How are African Americans seen in Japan

African diaspora in Germany

Christiane Della

To person

Christiane Della studied art education in Frankfurt / Main. Since 1987 she has been a member of the "Initiative Schwarzer Menschen in Deutschland" (ISD) and volunteer for community projects (since 2000 "Sankofa-Feriendorf"). Her other activities include the seminar and documentation "Black Artists in Germany Today".

The works of visual artists are exciting, indispensable for the black people in this country. They give expression to the experiences of a generation that has hitherto seen itself as an isolated minority without history. Black artists are now represented at international events and have found their place in the galleries.

Stephen Lawson, sculpture "Reflecting Being" (& copy Stephen Lawson)

Communication and mobility

Exhibitions and events over the past 10 years show a wider range of black artists than ever before. Whether in painting, photography, sculpture, performance or video art - every genre has individual black protagonists. They are represented at international art events and have their place in the local galleries. As artists from Africa, America or the Caribbean, you are asked about topics such as: the situation of minorities, multiculturalism, identity.

Communication and information technologies enable unprecedented access to sources. Artists have the opportunity to exchange ideas with colleagues and follow current discussions, regardless of the corner of the world, as long as the technical and economic requirements, adequate schooling and a certain enthusiasm for technology are given. [1]

The fruitful exchange has a tradition in Western art in the form of artist groups and artist colonies. In addition to privilege, it requires a high degree of willingness to travel. This mobility is difficult to achieve for artists from the periphery, but so far traveling and moving to the economic centers has been indispensable for recognition on the transatlantic art market.
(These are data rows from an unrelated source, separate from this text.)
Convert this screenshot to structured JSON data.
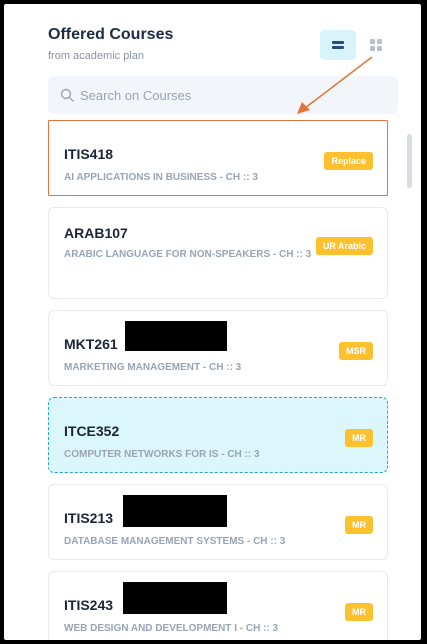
{
  "header": {
    "title": "Offered Courses",
    "subtitle": "from academic plan"
  },
  "search": {
    "placeholder": "Search on Courses",
    "icon": "search-icon"
  },
  "view_toggle": {
    "active": "list",
    "icons": [
      "list-view-icon",
      "grid-view-icon"
    ]
  },
  "colors": {
    "badge": "#fdc02f",
    "selected_border": "#e2763a",
    "highlight_bg": "#dcf7fb",
    "arrow": "#e2763a"
  },
  "courses": [
    {
      "code": "ITIS418",
      "name": "AI APPLICATIONS IN BUSINESS - CH :: 3",
      "badge": "Replace"
    },
    {
      "code": "ARAB107",
      "name": "ARABIC LANGUAGE FOR NON-SPEAKERS - CH :: 3",
      "badge": "UR Arabic"
    },
    {
      "code": "MKT261",
      "name": "MARKETING MANAGEMENT - CH :: 3",
      "badge": "MSR"
    },
    {
      "code": "ITCE352",
      "name": "COMPUTER NETWORKS FOR IS - CH :: 3",
      "badge": "MR"
    },
    {
      "code": "ITIS213",
      "name": "DATABASE MANAGEMENT SYSTEMS - CH :: 3",
      "badge": "MR"
    },
    {
      "code": "ITIS243",
      "name": "WEB DESIGN AND DEVELOPMENT I - CH :: 3",
      "badge": "MR"
    }
  ]
}
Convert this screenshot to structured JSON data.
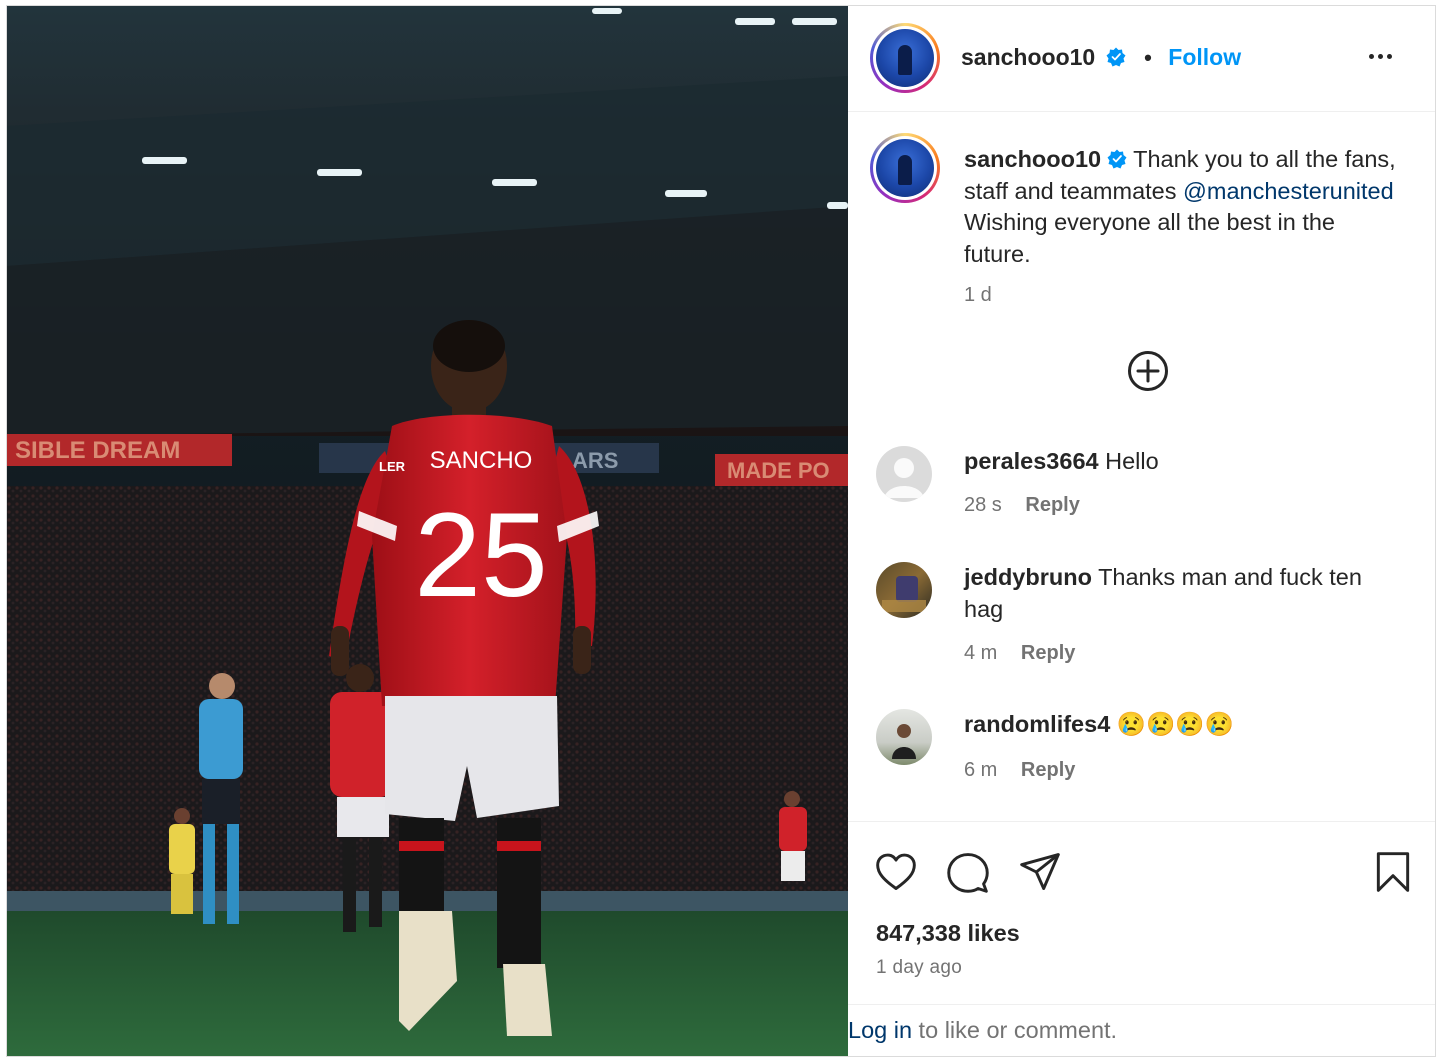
{
  "post": {
    "author": {
      "username": "sanchooo10",
      "avatar_icon": "profile-avatar-icon",
      "verified_icon": "verified-badge-icon"
    },
    "follow_label": "Follow",
    "separator": "•",
    "more_icon": "more-options-icon",
    "photo": {
      "jersey_name": "SANCHO",
      "jersey_number": "25",
      "banner_left": "SIBLE DREAM",
      "banner_right": "MADE PO",
      "banner_mid": "ARS",
      "banner_sponsor": "LER"
    },
    "caption": {
      "username": "sanchooo10",
      "text_part1": "Thank you to all the fans, staff and teammates",
      "mention": "@manchesterunited",
      "text_part2": "Wishing everyone all the best in the future.",
      "time": "1 d"
    },
    "load_more_icon": "plus-circle-icon",
    "comments": [
      {
        "username": "perales3664",
        "text": "Hello",
        "time": "28 s",
        "reply_label": "Reply",
        "avatar": "default-avatar-icon"
      },
      {
        "username": "jeddybruno",
        "text": "Thanks man and fuck ten hag",
        "time": "4 m",
        "reply_label": "Reply",
        "avatar": "user-photo-avatar"
      },
      {
        "username": "randomlifes4",
        "text": "😢😢😢😢",
        "time": "6 m",
        "reply_label": "Reply",
        "avatar": "user-photo-avatar"
      }
    ],
    "actions": {
      "like_icon": "heart-icon",
      "comment_icon": "comment-icon",
      "share_icon": "share-icon",
      "save_icon": "bookmark-icon"
    },
    "likes_text": "847,338 likes",
    "posted_ago": "1 day ago",
    "login_prompt": {
      "link": "Log in",
      "text": " to like or comment."
    }
  },
  "colors": {
    "link_blue": "#0095f6",
    "mention_blue": "#00376b",
    "text": "#262626",
    "muted": "#737373"
  }
}
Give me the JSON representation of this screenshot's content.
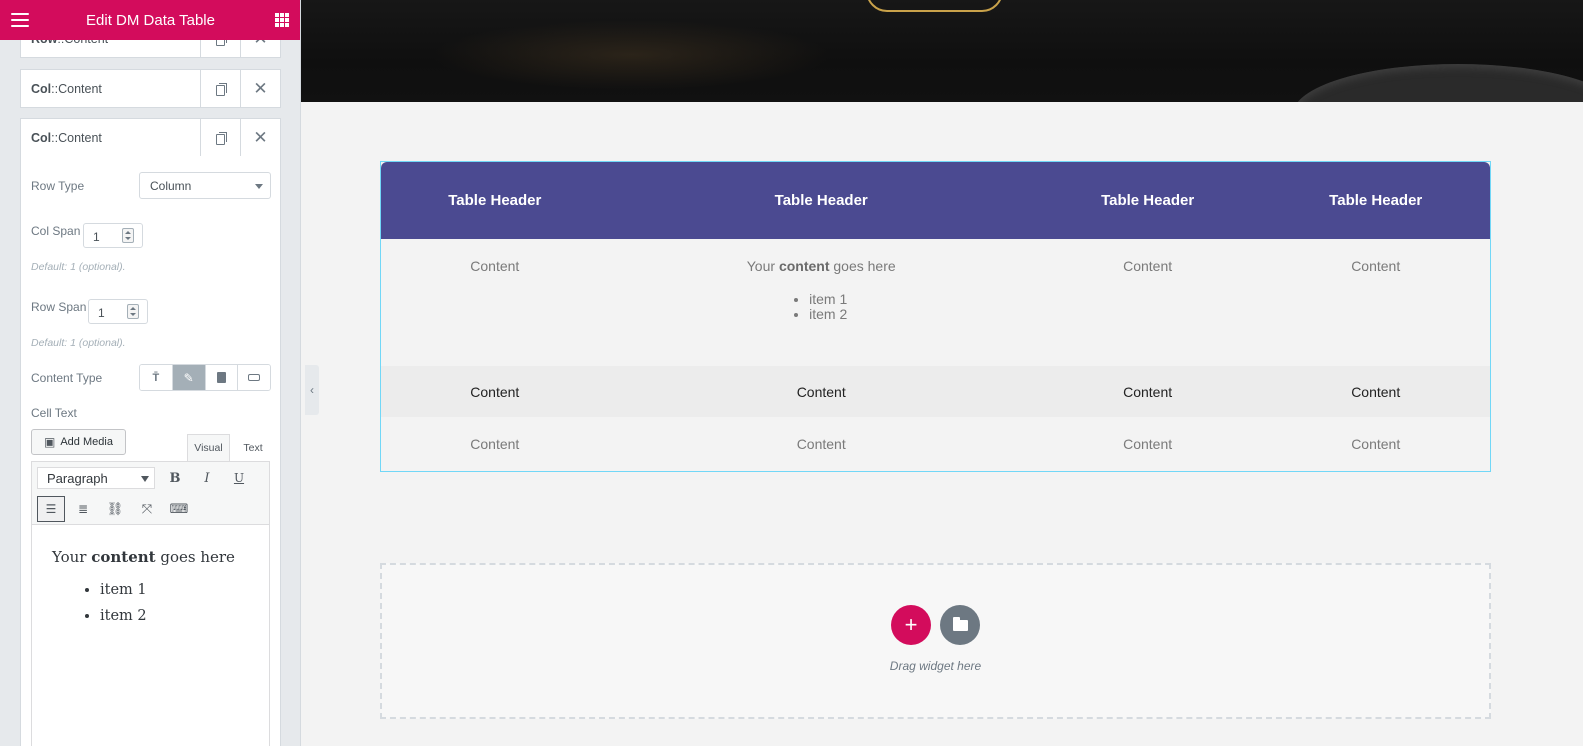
{
  "panel": {
    "title": "Edit DM Data Table",
    "items": [
      {
        "strong": "Row",
        "rest": "::Content"
      },
      {
        "strong": "Col",
        "rest": "::Content"
      },
      {
        "strong": "Col",
        "rest": "::Content"
      }
    ],
    "row_type": {
      "label": "Row Type",
      "value": "Column"
    },
    "col_span": {
      "label": "Col Span",
      "value": "1",
      "desc": "Default: 1 (optional)."
    },
    "row_span": {
      "label": "Row Span",
      "value": "1",
      "desc": "Default: 1 (optional)."
    },
    "content_type": {
      "label": "Content Type",
      "options": [
        "heading-icon",
        "edit-icon",
        "file-icon",
        "template-icon"
      ],
      "active": 1
    },
    "cell_text": {
      "label": "Cell Text",
      "add_media": "Add Media",
      "tab_visual": "Visual",
      "tab_text": "Text",
      "format": "Paragraph",
      "content_pre": "Your ",
      "content_bold": "content",
      "content_post": " goes here",
      "list": [
        "item 1",
        "item 2"
      ]
    }
  },
  "table": {
    "headers": [
      "Table Header",
      "Table Header",
      "Table Header",
      "Table Header"
    ],
    "row1": {
      "c1": "Content",
      "c2_pre": "Your ",
      "c2_bold": "content",
      "c2_post": " goes here",
      "c2_list": [
        "item 1",
        "item 2"
      ],
      "c3": "Content",
      "c4": "Content"
    },
    "row2": [
      "Content",
      "Content",
      "Content",
      "Content"
    ],
    "row3": [
      "Content",
      "Content",
      "Content",
      "Content"
    ]
  },
  "dropzone": {
    "text": "Drag widget here",
    "add_symbol": "+"
  },
  "colors": {
    "brand": "#d30c5c",
    "table_header": "#4b4a91",
    "selection": "#71d7f7"
  }
}
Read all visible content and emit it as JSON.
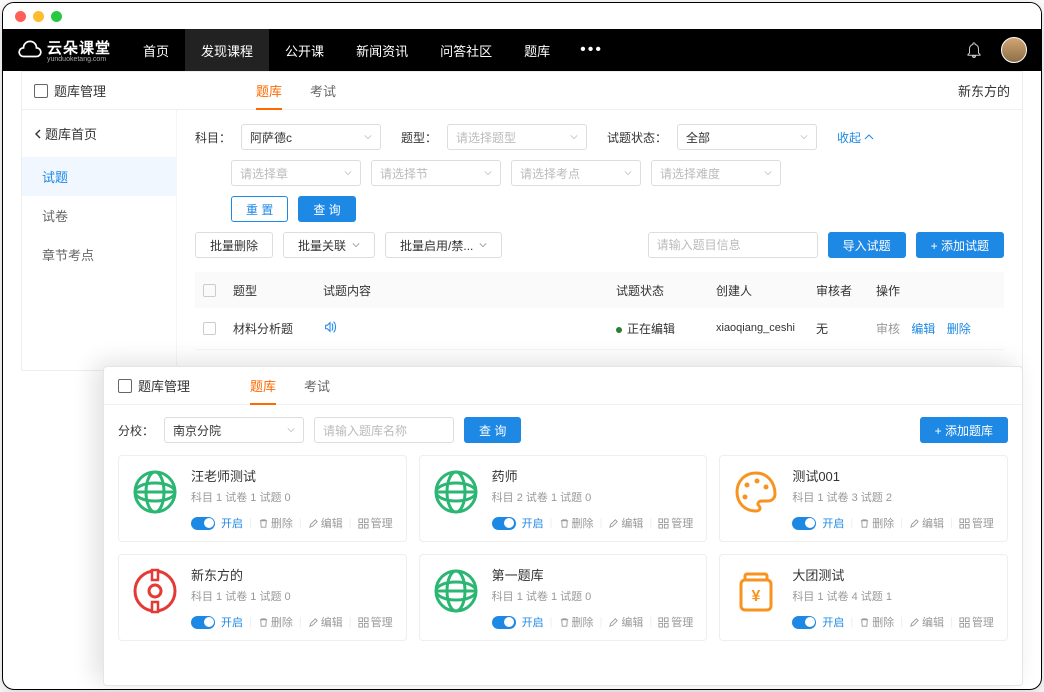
{
  "logo": {
    "text": "云朵课堂",
    "sub": "yunduoketang.com"
  },
  "nav": {
    "items": [
      "首页",
      "发现课程",
      "公开课",
      "新闻资讯",
      "问答社区",
      "题库"
    ],
    "active_index": 1
  },
  "win1": {
    "breadcrumb": "题库管理",
    "tabs": [
      "题库",
      "考试"
    ],
    "header_right": "新东方的",
    "sidebar": {
      "back": "题库首页",
      "items": [
        "试题",
        "试卷",
        "章节考点"
      ],
      "active_index": 0
    },
    "filters": {
      "subject_label": "科目：",
      "subject_value": "阿萨德c",
      "type_label": "题型：",
      "type_placeholder": "请选择题型",
      "status_label": "试题状态：",
      "status_value": "全部",
      "collapse": "收起",
      "chapter_placeholder": "请选择章",
      "section_placeholder": "请选择节",
      "point_placeholder": "请选择考点",
      "difficulty_placeholder": "请选择难度",
      "reset": "重 置",
      "query": "查 询"
    },
    "toolbar": {
      "bulk_delete": "批量删除",
      "bulk_link": "批量关联",
      "bulk_toggle": "批量启用/禁...",
      "search_placeholder": "请输入题目信息",
      "import": "导入试题",
      "add": "+ 添加试题"
    },
    "table": {
      "headers": {
        "type": "题型",
        "content": "试题内容",
        "status": "试题状态",
        "creator": "创建人",
        "reviewer": "审核者",
        "ops": "操作"
      },
      "row": {
        "type": "材料分析题",
        "status": "正在编辑",
        "creator": "xiaoqiang_ceshi",
        "reviewer": "无",
        "op_review": "审核",
        "op_edit": "编辑",
        "op_delete": "删除"
      }
    }
  },
  "win2": {
    "breadcrumb": "题库管理",
    "tabs": [
      "题库",
      "考试"
    ],
    "branch_label": "分校：",
    "branch_value": "南京分院",
    "name_placeholder": "请输入题库名称",
    "query": "查 询",
    "add": "+ 添加题库",
    "ops": {
      "on": "开启",
      "delete": "删除",
      "edit": "编辑",
      "manage": "管理"
    },
    "cards": [
      {
        "title": "汪老师测试",
        "meta": "科目 1  试卷 1  试题 0",
        "icon": "globe-green"
      },
      {
        "title": "药师",
        "meta": "科目 2  试卷 1  试题 0",
        "icon": "globe-green"
      },
      {
        "title": "测试001",
        "meta": "科目 1  试卷 3  试题 2",
        "icon": "palette-orange"
      },
      {
        "title": "新东方的",
        "meta": "科目 1  试卷 1  试题 0",
        "icon": "coin-red"
      },
      {
        "title": "第一题库",
        "meta": "科目 1  试卷 1  试题 0",
        "icon": "globe-green"
      },
      {
        "title": "大团测试",
        "meta": "科目 1  试卷 4  试题 1",
        "icon": "jar-orange"
      }
    ]
  }
}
A growing number of artists with multiple identities who create their art against the background of experience of a worldwide diaspora have at least largely freed these artists from the restrictive question of authenticity or ethnicity.

Departure for cultural recognition

The western urge for appropriation in art initially related primarily to borrowings from the formal language of objects from non-European cultures, to Japanese drawings or African sculptures. It expanded from subjects of these regions to artists themselves. Europeans now went to the southern hemisphere with a corresponding range of courses in search of unspent talent. Since the early 1960s, individual African artists have gained international fame as representatives of "workshop art". In the culturally agile Oshogbo (Duro Lapido Theater, Mbari Mbayo Klub) young Nigerians came to the medium of painting and Jacob Afolabi, Rufus Ogundele and Twin Seven-Seven soon made a name for themselves. Initiated and discovered for a Western clientele (there was hardly any other available to the artists), the selection of works was largely tied to ethnographic expectations.


The one-sided picking up of isolated art from the periphery still prevailed at "documenta IX", but was already welcomed there as a departure towards a more true internationality. The sculptor Mo Edoga was one of the artists who spread this new flair over Kassel. His sculpture "Signal Tower of Hope" was created during "documenta IX". Today Edoga is back in the headlines - as a victim of conservative narrow-mindedness. His artistic work for his hometown Mannheim was recently discredited when the CDU asked the local council whether he was a German citizen or whether his residence permit would be checked.